Stored data below:

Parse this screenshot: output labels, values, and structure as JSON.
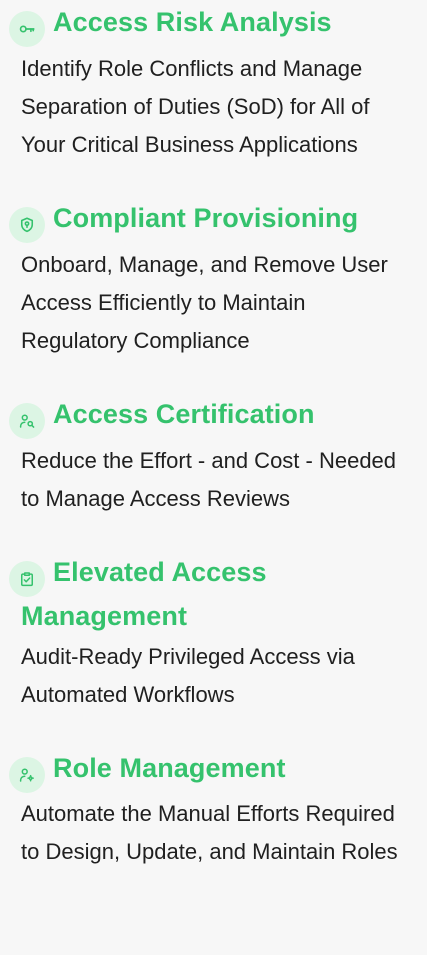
{
  "accent": "#35c26d",
  "icon_bg": "#dcf5e4",
  "features": [
    {
      "icon": "key-icon",
      "title": "Access Risk Analysis",
      "description": "Identify Role Conflicts and Manage Separation of Duties (SoD) for All of Your Critical Business Applications"
    },
    {
      "icon": "shield-icon",
      "title": "Compliant Provisioning",
      "description": "Onboard, Manage, and Remove User Access Efficiently to Maintain Regulatory Compliance"
    },
    {
      "icon": "user-search-icon",
      "title": "Access Certification",
      "description": "Reduce the Effort - and Cost - Needed to Manage Access Reviews"
    },
    {
      "icon": "clipboard-check-icon",
      "title": "Elevated Access Management",
      "description": "Audit-Ready Privileged Access via Automated Workflows"
    },
    {
      "icon": "user-settings-icon",
      "title": "Role Management",
      "description": "Automate the Manual Efforts Required to Design, Update, and Maintain Roles"
    }
  ]
}
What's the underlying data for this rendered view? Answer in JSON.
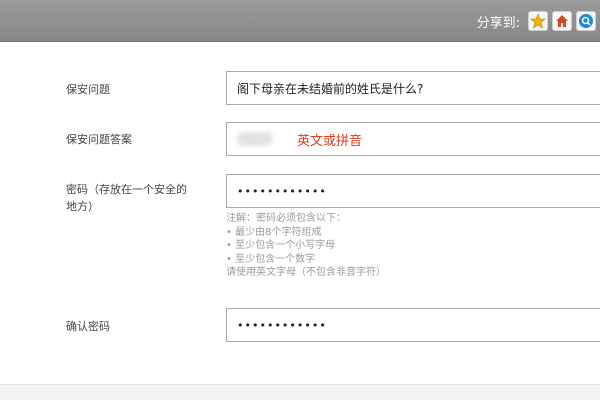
{
  "header": {
    "share_label": "分享到:",
    "share_buttons": [
      {
        "icon": "star-icon",
        "color": "#f2b200"
      },
      {
        "icon": "house-icon",
        "color": "#d44a1f"
      },
      {
        "icon": "search-circle-icon",
        "color": "#1f8ad4"
      }
    ]
  },
  "form": {
    "security_question": {
      "label": "保安问题",
      "value": "阁下母亲在未结婚前的姓氏是什么?"
    },
    "security_answer": {
      "label": "保安问题答案",
      "hint": "英文或拼音"
    },
    "password": {
      "label_line1": "密码（存放在一个安全的",
      "label_line2": "地方）",
      "value": "••••••••••••"
    },
    "password_notes": [
      "注解：密码必须包含以下：",
      "• 最少由8个字符组成",
      "• 至少包含一个小写字母",
      "• 至少包含一个数字",
      "请使用英文字母（不包含非音字符）"
    ],
    "confirm_password": {
      "label": "确认密码",
      "value": "••••••••••••"
    }
  },
  "colors": {
    "header_bar": "#8f8f8f",
    "hint_red": "#e03a1e",
    "note_gray": "#9a9a9a"
  }
}
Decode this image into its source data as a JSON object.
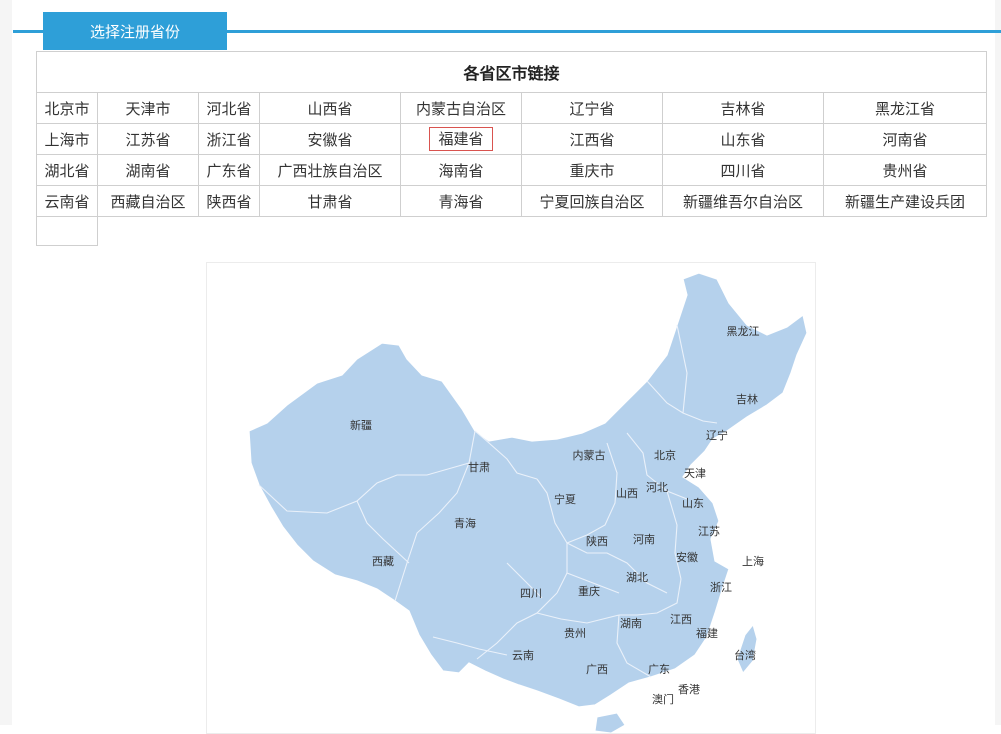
{
  "tab": {
    "label": "选择注册省份"
  },
  "table": {
    "title": "各省区市链接",
    "rows": [
      [
        "北京市",
        "天津市",
        "河北省",
        "山西省",
        "内蒙古自治区",
        "辽宁省",
        "吉林省",
        "黑龙江省"
      ],
      [
        "上海市",
        "江苏省",
        "浙江省",
        "安徽省",
        "福建省",
        "江西省",
        "山东省",
        "河南省"
      ],
      [
        "湖北省",
        "湖南省",
        "广东省",
        "广西壮族自治区",
        "海南省",
        "重庆市",
        "四川省",
        "贵州省"
      ],
      [
        "云南省",
        "西藏自治区",
        "陕西省",
        "甘肃省",
        "青海省",
        "宁夏回族自治区",
        "新疆维吾尔自治区",
        "新疆生产建设兵团"
      ]
    ],
    "highlighted": "福建省"
  },
  "map": {
    "fill_color": "#b5d1ec",
    "border_color": "#e6eef8",
    "labels": {
      "heilongjiang": "黑龙江",
      "jilin": "吉林",
      "liaoning": "辽宁",
      "xinjiang": "新疆",
      "neimenggu": "内蒙古",
      "beijing": "北京",
      "tianjin": "天津",
      "gansu": "甘肃",
      "hebei": "河北",
      "ningxia": "宁夏",
      "shanxi": "山西",
      "shandong": "山东",
      "qinghai": "青海",
      "jiangsu": "江苏",
      "shaanxi": "陕西",
      "henan": "河南",
      "xizang": "西藏",
      "anhui": "安徽",
      "shanghai": "上海",
      "hubei": "湖北",
      "zhejiang": "浙江",
      "sichuan": "四川",
      "chongqing": "重庆",
      "guizhou": "贵州",
      "hunan": "湖南",
      "jiangxi": "江西",
      "fujian": "福建",
      "taiwan": "台湾",
      "yunnan": "云南",
      "guangxi": "广西",
      "guangdong": "广东",
      "xianggang": "香港",
      "aomen": "澳门"
    }
  }
}
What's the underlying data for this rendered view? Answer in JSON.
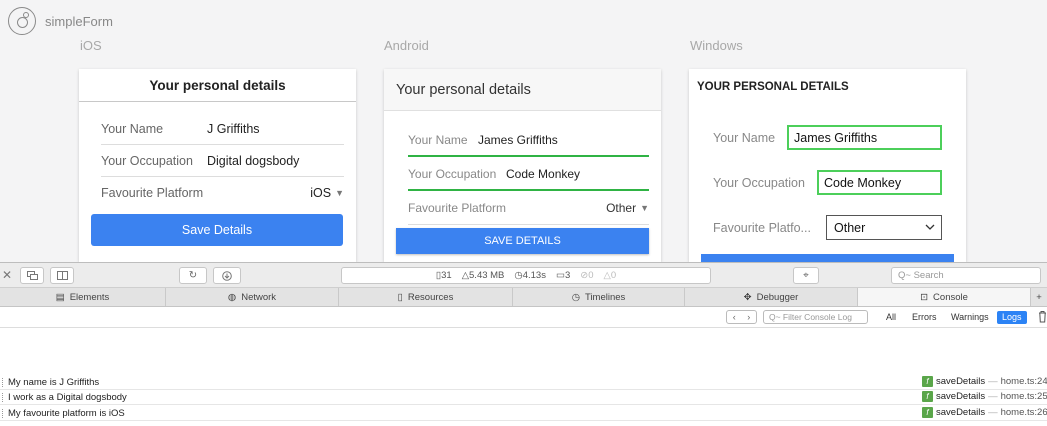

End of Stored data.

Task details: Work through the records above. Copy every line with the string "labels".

Answer area:
Parse this screenshot: output labels, values, and structure as JSON.
    "labels": {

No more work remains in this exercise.